(photo credit: TOBIAS SCHWARZ / AFP)
BERLIN - Lack of progress on the Israeli-Palestinian conflict poses a long-term threat to Israel, a key member of Chancellor Angela Merkel's conservatives said in an interview on Sunday, citing Israel's reliance on the military and police.
The comments came as Germany's foreign minister, Sigmar Gabriel, headed to the region.
Norbert Roettgen, head of Germany's parliamentary foreign affairs committee, told broadcaster Deutschlandfunk that relations between the two countries remained deep and important, but said there were also "grave differences of opinion."
"All those who care deeply about Israel ... are sad, even depressed, about how entrenched everything is, and how much Israel is relying on its military-police superiority and is not developing any perspectives for the situation," he said.

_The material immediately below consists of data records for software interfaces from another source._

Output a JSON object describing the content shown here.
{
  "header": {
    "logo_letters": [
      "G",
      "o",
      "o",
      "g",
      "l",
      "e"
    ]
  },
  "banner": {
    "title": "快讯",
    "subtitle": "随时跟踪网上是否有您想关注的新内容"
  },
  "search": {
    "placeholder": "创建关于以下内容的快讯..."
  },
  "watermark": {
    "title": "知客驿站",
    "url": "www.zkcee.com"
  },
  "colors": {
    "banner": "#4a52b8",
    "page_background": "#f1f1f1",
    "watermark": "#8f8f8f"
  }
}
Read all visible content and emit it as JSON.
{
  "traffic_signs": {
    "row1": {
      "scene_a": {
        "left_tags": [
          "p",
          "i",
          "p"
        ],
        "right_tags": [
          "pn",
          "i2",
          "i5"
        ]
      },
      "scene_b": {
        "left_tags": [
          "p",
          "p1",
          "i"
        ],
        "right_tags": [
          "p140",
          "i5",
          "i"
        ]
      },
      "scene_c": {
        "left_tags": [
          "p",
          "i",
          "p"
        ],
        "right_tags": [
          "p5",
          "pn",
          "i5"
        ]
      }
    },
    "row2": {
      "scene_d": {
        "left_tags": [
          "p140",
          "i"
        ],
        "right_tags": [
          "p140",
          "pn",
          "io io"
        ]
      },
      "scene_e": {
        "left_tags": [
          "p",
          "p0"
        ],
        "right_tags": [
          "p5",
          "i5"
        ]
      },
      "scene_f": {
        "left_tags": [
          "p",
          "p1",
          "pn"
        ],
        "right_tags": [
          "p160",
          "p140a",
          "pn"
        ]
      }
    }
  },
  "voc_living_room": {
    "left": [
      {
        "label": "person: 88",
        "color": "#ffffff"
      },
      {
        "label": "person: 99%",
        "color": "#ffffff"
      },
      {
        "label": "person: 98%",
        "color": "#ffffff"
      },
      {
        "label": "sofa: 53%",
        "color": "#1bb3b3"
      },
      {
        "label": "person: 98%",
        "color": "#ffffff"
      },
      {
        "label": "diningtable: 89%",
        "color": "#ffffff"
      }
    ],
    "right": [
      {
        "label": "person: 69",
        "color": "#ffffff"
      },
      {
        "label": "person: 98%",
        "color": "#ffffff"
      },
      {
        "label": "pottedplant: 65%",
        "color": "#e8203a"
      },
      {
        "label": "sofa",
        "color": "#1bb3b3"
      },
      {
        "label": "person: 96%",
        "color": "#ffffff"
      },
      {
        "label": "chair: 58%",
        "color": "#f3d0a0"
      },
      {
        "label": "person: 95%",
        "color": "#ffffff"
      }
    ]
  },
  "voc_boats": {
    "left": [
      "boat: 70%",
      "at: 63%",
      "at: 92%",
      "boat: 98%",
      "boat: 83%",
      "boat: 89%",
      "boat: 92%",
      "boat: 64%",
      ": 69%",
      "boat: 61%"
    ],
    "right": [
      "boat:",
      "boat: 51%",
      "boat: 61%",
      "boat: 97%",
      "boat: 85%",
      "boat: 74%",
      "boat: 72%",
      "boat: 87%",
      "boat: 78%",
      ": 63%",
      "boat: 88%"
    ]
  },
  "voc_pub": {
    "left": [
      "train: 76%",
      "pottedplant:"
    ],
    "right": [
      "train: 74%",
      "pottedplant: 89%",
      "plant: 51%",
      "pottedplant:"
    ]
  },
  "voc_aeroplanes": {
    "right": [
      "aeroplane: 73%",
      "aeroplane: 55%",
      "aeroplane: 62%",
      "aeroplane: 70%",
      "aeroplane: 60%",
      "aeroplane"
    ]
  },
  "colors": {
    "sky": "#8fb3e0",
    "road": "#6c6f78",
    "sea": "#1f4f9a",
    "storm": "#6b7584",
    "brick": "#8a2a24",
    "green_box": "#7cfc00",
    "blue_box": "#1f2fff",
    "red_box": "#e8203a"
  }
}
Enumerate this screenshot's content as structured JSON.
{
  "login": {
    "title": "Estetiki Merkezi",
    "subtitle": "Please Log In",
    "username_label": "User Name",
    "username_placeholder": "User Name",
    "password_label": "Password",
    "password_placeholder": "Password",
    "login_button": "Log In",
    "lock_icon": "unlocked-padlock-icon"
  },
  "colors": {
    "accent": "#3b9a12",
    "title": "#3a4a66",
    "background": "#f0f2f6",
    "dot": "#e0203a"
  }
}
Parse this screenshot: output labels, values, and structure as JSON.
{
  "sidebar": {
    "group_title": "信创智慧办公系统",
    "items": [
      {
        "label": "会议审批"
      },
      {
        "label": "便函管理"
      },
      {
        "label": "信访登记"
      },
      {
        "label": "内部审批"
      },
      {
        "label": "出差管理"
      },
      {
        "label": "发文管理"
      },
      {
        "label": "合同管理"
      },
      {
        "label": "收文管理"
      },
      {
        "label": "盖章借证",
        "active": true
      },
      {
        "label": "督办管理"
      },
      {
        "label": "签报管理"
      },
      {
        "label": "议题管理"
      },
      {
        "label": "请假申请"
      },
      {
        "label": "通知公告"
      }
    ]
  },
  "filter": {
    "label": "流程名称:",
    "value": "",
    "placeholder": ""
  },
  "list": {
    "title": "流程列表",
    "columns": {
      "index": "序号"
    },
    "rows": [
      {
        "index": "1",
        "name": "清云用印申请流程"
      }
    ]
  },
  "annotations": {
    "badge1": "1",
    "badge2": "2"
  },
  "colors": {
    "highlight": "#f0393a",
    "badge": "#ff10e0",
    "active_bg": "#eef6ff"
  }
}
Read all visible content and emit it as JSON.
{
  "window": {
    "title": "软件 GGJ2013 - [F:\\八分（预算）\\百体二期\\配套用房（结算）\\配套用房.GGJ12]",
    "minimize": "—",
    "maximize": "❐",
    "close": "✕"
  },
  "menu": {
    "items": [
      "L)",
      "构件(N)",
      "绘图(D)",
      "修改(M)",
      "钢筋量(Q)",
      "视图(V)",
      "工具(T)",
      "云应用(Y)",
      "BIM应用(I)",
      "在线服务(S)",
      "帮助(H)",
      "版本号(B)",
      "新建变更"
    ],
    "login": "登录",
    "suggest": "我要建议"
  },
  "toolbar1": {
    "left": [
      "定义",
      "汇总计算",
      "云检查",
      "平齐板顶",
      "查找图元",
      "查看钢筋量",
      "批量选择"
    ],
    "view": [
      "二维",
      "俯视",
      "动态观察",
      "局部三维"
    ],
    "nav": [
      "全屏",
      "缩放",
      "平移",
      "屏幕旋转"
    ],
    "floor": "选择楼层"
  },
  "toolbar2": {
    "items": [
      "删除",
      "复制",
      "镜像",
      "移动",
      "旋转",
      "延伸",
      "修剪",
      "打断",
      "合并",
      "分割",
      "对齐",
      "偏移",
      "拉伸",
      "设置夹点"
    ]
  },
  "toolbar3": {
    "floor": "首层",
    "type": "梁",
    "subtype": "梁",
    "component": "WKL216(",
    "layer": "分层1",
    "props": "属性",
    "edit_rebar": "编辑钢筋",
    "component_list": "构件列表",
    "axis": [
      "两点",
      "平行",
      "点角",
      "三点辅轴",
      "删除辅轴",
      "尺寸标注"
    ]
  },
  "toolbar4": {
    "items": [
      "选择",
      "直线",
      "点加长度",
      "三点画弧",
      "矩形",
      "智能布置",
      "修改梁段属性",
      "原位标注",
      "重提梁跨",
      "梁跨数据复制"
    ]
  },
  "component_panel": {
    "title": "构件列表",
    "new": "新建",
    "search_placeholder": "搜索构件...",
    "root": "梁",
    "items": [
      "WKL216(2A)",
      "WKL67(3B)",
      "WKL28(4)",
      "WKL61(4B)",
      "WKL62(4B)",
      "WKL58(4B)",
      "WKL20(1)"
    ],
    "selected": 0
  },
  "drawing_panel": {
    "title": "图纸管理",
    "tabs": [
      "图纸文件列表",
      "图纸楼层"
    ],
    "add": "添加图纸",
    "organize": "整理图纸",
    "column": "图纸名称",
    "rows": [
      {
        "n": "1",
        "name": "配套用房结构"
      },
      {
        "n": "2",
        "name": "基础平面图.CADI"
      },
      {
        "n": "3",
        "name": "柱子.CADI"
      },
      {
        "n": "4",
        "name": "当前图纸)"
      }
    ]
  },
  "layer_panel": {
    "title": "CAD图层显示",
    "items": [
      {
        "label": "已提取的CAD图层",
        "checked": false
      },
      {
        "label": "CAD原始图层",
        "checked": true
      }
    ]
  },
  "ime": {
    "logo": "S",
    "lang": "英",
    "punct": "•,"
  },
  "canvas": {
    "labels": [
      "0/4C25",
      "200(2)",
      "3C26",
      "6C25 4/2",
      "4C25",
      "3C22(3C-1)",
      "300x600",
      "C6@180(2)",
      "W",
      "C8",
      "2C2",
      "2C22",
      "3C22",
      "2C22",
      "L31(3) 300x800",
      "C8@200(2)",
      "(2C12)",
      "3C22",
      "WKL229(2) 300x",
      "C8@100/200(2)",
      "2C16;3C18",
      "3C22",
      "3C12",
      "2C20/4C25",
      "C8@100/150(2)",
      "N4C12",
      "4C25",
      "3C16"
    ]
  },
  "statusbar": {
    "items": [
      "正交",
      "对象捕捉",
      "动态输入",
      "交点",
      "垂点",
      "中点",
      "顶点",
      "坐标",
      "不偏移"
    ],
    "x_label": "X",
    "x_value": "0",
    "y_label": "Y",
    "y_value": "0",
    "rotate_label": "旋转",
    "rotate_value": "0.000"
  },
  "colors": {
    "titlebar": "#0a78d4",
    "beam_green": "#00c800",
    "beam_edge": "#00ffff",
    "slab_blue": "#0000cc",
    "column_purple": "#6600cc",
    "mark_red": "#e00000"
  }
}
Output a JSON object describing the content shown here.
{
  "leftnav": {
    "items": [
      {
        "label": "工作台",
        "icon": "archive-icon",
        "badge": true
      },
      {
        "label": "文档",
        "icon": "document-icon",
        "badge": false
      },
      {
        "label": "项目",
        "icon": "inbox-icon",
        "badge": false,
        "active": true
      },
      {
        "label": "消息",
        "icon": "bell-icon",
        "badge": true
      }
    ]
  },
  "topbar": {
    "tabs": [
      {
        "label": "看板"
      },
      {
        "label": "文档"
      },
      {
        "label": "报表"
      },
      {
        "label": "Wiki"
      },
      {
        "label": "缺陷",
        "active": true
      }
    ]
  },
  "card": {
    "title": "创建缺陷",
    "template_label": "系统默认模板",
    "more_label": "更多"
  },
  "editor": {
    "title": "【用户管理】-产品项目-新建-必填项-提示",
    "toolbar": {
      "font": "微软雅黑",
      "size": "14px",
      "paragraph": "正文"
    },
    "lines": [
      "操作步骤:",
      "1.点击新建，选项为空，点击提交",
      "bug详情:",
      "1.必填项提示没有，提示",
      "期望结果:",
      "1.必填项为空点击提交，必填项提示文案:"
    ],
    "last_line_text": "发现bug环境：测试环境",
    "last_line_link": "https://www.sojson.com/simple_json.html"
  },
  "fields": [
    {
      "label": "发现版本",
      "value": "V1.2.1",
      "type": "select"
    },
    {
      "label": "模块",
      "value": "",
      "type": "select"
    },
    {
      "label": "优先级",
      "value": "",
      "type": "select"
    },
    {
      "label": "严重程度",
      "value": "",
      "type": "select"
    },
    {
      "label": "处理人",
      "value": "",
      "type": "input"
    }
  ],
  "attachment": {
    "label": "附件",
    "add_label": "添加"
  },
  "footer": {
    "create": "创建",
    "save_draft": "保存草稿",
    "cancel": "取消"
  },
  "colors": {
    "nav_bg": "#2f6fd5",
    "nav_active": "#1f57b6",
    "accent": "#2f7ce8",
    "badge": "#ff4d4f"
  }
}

Roettgen said Israel was profiting from tensions elsewhere in the region, which had shifted the focus away from the Israeli-Palestinian issue, and in-fighting among Palestinians.
"That even has security and political advantages for Israel," he said. But the basic situation was growing worse and more negative, he said, adding, "That is a real threat for Israel in the longer term."
Gabriel will visit the Yad Vashem Holocaust memorial on Monday and plans to meet with Israeli Prime Minister Benjamin Netanyahu and key Israel and Palestinian government officials later and on Tuesday, his spokesman Martin Schaefer told reporters on Friday.
"We do not believe that the current situation is sustainable and will therefore tell our partners in Ramallah, Jerusalem and Tel Aviv that we think it's necessary to make another attempt to revive talks and negotiations in the framework of the Middle East process," Schaefer said.
"We remain interested in seeing the two parties ... make serious efforts to find common ground and a solution based on the two-state solution," he said.
The extent of the strains between Germany and Israel was underscored in March when Merkel canceled a summit with Netanyahu that was due to take place in Jerusalem in May.
German officials said privately that the main reason was anger over Netanyahu's plans to accelerate settlement building in the West Bank and East Jerusalem, and to legalize thousands of homes built on privately-held Palestinian land.
Ceremonies took place across Germany over the weekend to mark Holocaust-related events, including the liberation of the women's concentration center in Ravensbrueck.
A new report issued on anti-Semitism worldwide by the European Jewish Congress said many members of Jewish communities in Germany still perceived anti-Semitism as a major threat, despite a drop in such incidents in official statistics.
An estimated 250,000 to 500,000 Jews live in Germany, and attitudes toward Jews have improved dramatically since the 1990s. However the new report said growing extreme right-wing and populist movements were fueling open anti-Semitism.